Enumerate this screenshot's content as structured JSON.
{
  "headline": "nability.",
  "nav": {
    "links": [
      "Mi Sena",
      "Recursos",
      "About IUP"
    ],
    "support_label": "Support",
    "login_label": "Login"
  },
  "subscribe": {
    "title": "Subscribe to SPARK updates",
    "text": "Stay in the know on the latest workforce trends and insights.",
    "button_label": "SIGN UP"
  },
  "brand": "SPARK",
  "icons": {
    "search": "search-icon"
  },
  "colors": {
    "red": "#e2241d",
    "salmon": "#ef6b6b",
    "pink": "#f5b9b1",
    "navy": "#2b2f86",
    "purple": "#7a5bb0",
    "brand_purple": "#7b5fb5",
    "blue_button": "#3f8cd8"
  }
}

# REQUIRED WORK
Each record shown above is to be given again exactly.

# COMPLETED EXERCISE
Enumerate this screenshot's content as structured JSON.
{
  "headline": "nability.",
  "nav": {
    "links": [
      "Mi Sena",
      "Recursos",
      "About IUP"
    ],
    "support_label": "Support",
    "login_label": "Login"
  },
  "subscribe": {
    "title": "Subscribe to SPARK updates",
    "text": "Stay in the know on the latest workforce trends and insights.",
    "button_label": "SIGN UP"
  },
  "brand": "SPARK",
  "icons": {
    "search": "search-icon"
  },
  "colors": {
    "red": "#e2241d",
    "salmon": "#ef6b6b",
    "pink": "#f5b9b1",
    "navy": "#2b2f86",
    "purple": "#7a5bb0",
    "brand_purple": "#7b5fb5",
    "blue_button": "#3f8cd8"
  }
}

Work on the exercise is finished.